Task details — Write the records out again, exactly.

(Data extract)

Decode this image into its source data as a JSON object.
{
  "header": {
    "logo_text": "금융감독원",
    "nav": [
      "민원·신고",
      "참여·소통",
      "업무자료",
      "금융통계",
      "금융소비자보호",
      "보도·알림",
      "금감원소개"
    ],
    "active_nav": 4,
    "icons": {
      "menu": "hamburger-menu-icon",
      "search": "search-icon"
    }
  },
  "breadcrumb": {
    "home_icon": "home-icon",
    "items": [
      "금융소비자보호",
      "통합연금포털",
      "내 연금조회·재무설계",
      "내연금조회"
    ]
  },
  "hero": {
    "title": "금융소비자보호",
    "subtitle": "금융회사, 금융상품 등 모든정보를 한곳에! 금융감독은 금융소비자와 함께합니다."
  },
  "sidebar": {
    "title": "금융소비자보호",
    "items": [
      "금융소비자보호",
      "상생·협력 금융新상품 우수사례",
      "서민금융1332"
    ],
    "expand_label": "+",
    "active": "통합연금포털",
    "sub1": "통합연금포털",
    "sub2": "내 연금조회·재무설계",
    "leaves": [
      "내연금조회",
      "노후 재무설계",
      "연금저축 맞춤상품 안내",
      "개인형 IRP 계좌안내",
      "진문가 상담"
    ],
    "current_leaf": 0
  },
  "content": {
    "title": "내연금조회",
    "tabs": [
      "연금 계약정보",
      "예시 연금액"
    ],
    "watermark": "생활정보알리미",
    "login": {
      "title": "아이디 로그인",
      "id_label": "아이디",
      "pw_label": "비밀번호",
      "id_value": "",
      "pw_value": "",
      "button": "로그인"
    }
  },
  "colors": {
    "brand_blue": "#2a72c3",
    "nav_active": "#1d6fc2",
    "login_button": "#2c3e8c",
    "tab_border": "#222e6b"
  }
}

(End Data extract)

Answer to the exercise —
Decode this image into its source data as a JSON object.
{
  "header": {
    "logo_text": "금융감독원",
    "nav": [
      "민원·신고",
      "참여·소통",
      "업무자료",
      "금융통계",
      "금융소비자보호",
      "보도·알림",
      "금감원소개"
    ],
    "active_nav": 4,
    "icons": {
      "menu": "hamburger-menu-icon",
      "search": "search-icon"
    }
  },
  "breadcrumb": {
    "home_icon": "home-icon",
    "items": [
      "금융소비자보호",
      "통합연금포털",
      "내 연금조회·재무설계",
      "내연금조회"
    ]
  },
  "hero": {
    "title": "금융소비자보호",
    "subtitle": "금융회사, 금융상품 등 모든정보를 한곳에! 금융감독은 금융소비자와 함께합니다."
  },
  "sidebar": {
    "title": "금융소비자보호",
    "items": [
      "금융소비자보호",
      "상생·협력 금융新상품 우수사례",
      "서민금융1332"
    ],
    "expand_label": "+",
    "active": "통합연금포털",
    "sub1": "통합연금포털",
    "sub2": "내 연금조회·재무설계",
    "leaves": [
      "내연금조회",
      "노후 재무설계",
      "연금저축 맞춤상품 안내",
      "개인형 IRP 계좌안내",
      "진문가 상담"
    ],
    "current_leaf": 0
  },
  "content": {
    "title": "내연금조회",
    "tabs": [
      "연금 계약정보",
      "예시 연금액"
    ],
    "watermark": "생활정보알리미",
    "login": {
      "title": "아이디 로그인",
      "id_label": "아이디",
      "pw_label": "비밀번호",
      "id_value": "",
      "pw_value": "",
      "button": "로그인"
    }
  },
  "colors": {
    "brand_blue": "#2a72c3",
    "nav_active": "#1d6fc2",
    "login_button": "#2c3e8c",
    "tab_border": "#222e6b"
  }
}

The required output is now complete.